Construction & Public Contracts

Building codes are something most of us don’t hear much about (unless you binge-watch HGTV reno shows like I do). Created to establish minimal life safety requirements for the construction/renovation of buildings, they can vary from state to state and even town to town. Building codes first became part of the American legal landscape in the 1800s, driven in large part by fears of fires spreading through cities.

As federal, state, and local governments deal with the damage done
Continue Reading What Engineers and Architects Need to Know about Building Codes and Climate Change

Less than one day after the collapse of the Champlain Towers South condominiums in Surfside, Florida, the first lawsuit was filed. Two days after the tragic collapse, at least one law firm launched a “Florida Building Collapse” website. While we have our own thoughts about these efforts, our focus has been on early detection and prevention of these tragedies. We have been studying and writing about construction defects involving shoddy steel and concrete for years.

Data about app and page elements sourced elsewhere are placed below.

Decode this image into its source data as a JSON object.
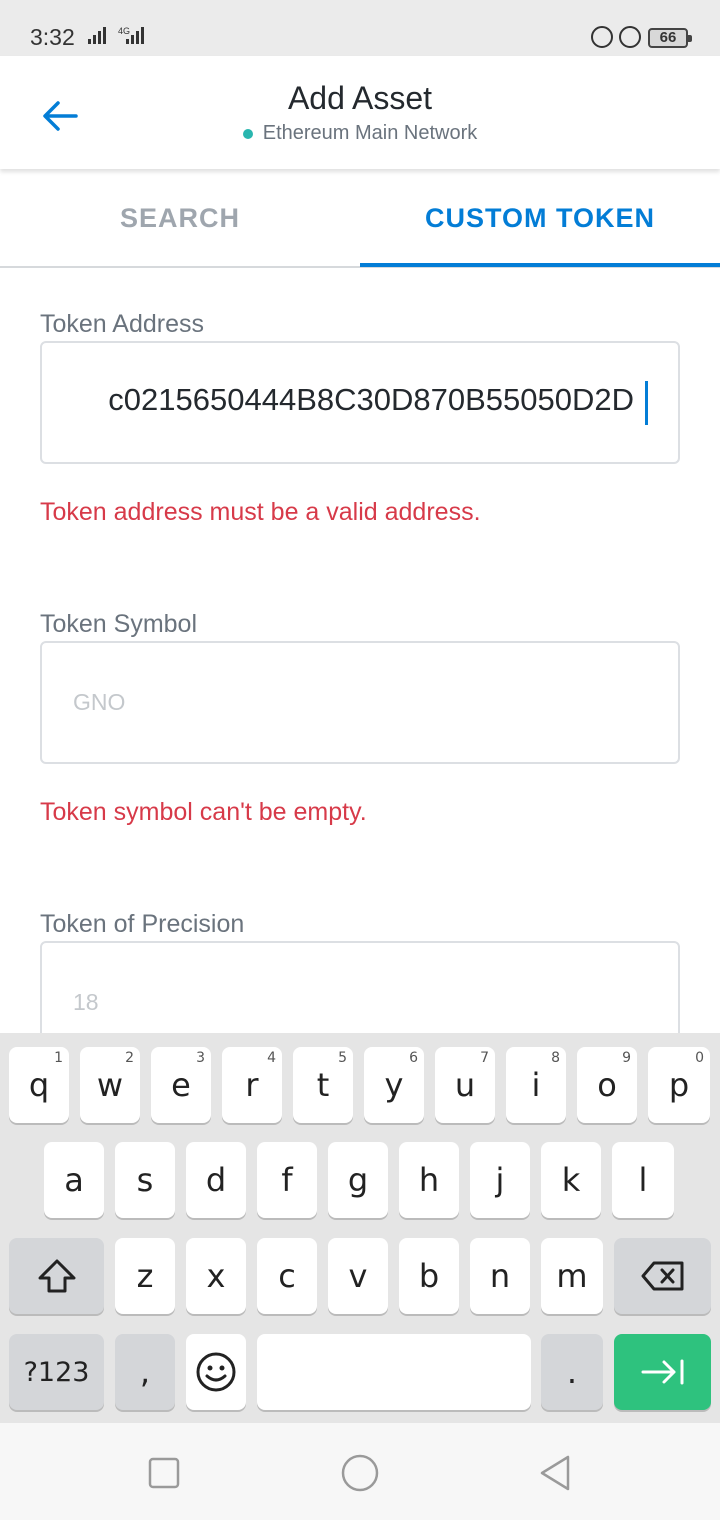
{
  "status_bar": {
    "time": "3:32",
    "network_label": "4G",
    "battery": "66"
  },
  "header": {
    "title": "Add Asset",
    "network": "Ethereum Main Network"
  },
  "tabs": [
    {
      "label": "SEARCH",
      "active": false
    },
    {
      "label": "CUSTOM TOKEN",
      "active": true
    }
  ],
  "form": {
    "address": {
      "label": "Token Address",
      "value": "c0215650444B8C30D870B55050D2D",
      "error": "Token address must be a valid address."
    },
    "symbol": {
      "label": "Token Symbol",
      "placeholder": "GNO",
      "error": "Token symbol can't be empty."
    },
    "precision": {
      "label": "Token of Precision",
      "placeholder": "18"
    }
  },
  "keyboard": {
    "row1": [
      {
        "k": "q",
        "n": "1"
      },
      {
        "k": "w",
        "n": "2"
      },
      {
        "k": "e",
        "n": "3"
      },
      {
        "k": "r",
        "n": "4"
      },
      {
        "k": "t",
        "n": "5"
      },
      {
        "k": "y",
        "n": "6"
      },
      {
        "k": "u",
        "n": "7"
      },
      {
        "k": "i",
        "n": "8"
      },
      {
        "k": "o",
        "n": "9"
      },
      {
        "k": "p",
        "n": "0"
      }
    ],
    "row2": [
      "a",
      "s",
      "d",
      "f",
      "g",
      "h",
      "j",
      "k",
      "l"
    ],
    "row3": [
      "z",
      "x",
      "c",
      "v",
      "b",
      "n",
      "m"
    ],
    "symbols_key": "?123",
    "comma_key": ",",
    "period_key": "."
  },
  "colors": {
    "accent": "#037dd6",
    "error": "#d73a49",
    "network_dot": "#29b6af",
    "enter_key": "#2ec27e"
  },
  "icons": {
    "back": "arrow-left-icon",
    "shift": "shift-icon",
    "backspace": "backspace-icon",
    "emoji": "emoji-icon",
    "enter": "enter-icon"
  }
}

Despite the apparent rush
Continue Reading Building Collapse – Defective Concrete, Steel and/or Design

The risks presented by unknown site conditions are difficult to identify and evaluate, and the costs to address them can be very substantial. Saul Glazer discusses the necessity of using DSC – differing site conditions – clauses in construction contracts.

The basic purpose of the contracting process is to allocate risks among the various parties.

Many risks are easy to identify and evaluate. For example, a contractor can evaluate the risk of labor cost changes or material prices. Similarly,
Continue Reading Construction Contracts: Differing Site Conditions